For each line below that contains the word "https", make a copy.
[[ Input for this task, beginning ]]
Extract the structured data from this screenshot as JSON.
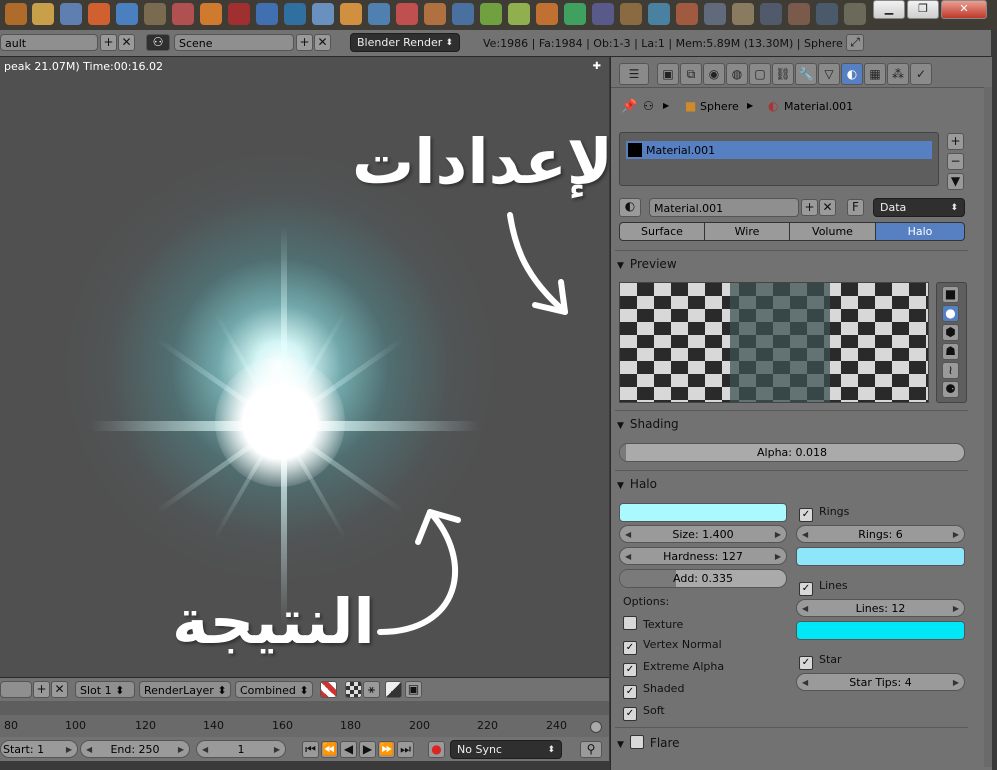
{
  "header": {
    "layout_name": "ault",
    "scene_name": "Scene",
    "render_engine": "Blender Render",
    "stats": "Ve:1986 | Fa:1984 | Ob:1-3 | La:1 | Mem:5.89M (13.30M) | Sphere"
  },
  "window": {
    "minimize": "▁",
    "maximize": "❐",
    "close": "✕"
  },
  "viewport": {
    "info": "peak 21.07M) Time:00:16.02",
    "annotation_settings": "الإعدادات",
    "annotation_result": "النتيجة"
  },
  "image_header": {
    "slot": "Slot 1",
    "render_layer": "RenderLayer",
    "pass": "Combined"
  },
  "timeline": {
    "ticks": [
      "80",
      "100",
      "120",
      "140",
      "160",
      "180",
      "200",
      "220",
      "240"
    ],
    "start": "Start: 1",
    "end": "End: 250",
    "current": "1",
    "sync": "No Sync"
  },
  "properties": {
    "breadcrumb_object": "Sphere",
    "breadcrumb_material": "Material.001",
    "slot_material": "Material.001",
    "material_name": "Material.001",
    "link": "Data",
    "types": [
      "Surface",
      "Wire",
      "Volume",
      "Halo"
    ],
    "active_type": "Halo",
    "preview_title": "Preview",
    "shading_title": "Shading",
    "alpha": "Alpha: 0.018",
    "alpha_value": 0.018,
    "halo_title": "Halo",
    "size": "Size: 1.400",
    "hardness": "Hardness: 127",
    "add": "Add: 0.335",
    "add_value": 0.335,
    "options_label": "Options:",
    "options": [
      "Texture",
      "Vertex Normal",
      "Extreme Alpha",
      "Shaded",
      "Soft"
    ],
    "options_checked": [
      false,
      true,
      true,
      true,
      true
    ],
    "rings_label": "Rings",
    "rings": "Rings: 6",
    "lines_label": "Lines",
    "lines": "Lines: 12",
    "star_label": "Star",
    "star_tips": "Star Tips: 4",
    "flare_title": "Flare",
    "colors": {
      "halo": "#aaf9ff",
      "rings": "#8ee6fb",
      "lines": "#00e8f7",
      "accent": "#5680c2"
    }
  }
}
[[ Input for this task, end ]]
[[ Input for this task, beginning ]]
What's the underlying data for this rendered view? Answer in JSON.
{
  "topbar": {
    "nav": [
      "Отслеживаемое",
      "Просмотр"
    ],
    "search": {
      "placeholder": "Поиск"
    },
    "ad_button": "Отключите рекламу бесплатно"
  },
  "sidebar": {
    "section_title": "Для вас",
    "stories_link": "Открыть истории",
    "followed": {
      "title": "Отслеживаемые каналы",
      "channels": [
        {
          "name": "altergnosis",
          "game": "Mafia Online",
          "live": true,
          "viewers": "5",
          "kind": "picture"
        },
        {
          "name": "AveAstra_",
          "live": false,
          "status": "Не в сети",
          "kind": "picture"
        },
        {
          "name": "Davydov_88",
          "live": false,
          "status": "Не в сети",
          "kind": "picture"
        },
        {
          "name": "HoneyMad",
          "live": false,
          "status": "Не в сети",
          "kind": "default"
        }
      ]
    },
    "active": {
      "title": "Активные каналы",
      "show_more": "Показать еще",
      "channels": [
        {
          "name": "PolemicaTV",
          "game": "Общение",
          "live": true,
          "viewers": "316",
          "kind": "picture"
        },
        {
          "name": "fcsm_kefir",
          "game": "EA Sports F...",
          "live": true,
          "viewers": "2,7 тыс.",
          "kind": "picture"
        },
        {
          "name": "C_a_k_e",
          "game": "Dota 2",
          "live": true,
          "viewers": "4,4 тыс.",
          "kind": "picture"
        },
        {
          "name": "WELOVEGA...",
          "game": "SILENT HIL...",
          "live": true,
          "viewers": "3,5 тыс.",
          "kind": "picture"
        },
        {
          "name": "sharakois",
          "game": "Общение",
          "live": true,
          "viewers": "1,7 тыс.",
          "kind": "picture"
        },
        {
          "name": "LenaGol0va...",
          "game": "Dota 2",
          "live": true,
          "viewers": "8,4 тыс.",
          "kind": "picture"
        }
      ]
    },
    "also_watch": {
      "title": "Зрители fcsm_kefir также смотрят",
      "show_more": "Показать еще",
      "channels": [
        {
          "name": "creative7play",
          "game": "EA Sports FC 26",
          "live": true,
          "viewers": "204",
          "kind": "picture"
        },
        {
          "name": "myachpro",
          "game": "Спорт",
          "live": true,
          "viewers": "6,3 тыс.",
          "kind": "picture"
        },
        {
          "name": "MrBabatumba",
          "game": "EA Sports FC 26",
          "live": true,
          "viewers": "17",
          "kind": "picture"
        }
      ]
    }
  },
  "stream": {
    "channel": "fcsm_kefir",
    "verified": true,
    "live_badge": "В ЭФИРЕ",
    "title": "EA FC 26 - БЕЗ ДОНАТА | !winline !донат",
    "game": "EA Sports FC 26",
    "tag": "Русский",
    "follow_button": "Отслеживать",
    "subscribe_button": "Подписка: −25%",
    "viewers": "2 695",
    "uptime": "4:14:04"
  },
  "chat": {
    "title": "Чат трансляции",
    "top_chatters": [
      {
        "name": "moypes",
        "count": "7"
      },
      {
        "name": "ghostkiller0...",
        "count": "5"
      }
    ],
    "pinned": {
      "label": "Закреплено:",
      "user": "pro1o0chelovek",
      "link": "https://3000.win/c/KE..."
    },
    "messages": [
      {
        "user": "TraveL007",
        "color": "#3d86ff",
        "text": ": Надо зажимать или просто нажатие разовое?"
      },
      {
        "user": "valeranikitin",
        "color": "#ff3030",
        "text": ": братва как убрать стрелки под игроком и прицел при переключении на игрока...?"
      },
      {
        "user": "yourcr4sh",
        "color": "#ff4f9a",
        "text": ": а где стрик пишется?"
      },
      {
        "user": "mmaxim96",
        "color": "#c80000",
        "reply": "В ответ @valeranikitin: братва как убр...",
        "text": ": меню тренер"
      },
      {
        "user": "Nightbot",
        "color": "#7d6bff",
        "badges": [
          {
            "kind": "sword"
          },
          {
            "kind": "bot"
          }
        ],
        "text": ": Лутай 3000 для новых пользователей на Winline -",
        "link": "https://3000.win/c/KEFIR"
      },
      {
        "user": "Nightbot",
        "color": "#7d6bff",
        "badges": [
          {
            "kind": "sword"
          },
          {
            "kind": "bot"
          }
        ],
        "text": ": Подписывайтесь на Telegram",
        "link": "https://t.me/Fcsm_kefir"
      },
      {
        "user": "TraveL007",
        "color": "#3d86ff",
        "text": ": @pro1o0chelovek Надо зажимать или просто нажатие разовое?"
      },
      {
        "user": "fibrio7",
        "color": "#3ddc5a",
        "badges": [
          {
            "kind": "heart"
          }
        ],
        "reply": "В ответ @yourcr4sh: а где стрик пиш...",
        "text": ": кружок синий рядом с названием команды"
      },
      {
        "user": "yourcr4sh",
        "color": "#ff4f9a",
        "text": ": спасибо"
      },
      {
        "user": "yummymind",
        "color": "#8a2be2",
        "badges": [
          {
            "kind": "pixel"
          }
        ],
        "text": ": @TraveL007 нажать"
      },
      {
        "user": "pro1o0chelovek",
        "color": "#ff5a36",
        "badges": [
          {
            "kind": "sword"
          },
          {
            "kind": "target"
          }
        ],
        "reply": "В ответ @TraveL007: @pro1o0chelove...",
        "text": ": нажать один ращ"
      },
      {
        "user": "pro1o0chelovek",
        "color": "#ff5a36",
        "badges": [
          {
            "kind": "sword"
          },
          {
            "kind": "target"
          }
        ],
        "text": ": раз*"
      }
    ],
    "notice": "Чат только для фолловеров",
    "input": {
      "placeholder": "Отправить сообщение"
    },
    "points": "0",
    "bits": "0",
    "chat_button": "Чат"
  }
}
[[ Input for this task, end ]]
- Solution below
      "link": "https://3000.win/c/KE..."
        "link": "https://3000.win/c/KEFIR"
        "link": "https://t.me/Fcsm_kefir"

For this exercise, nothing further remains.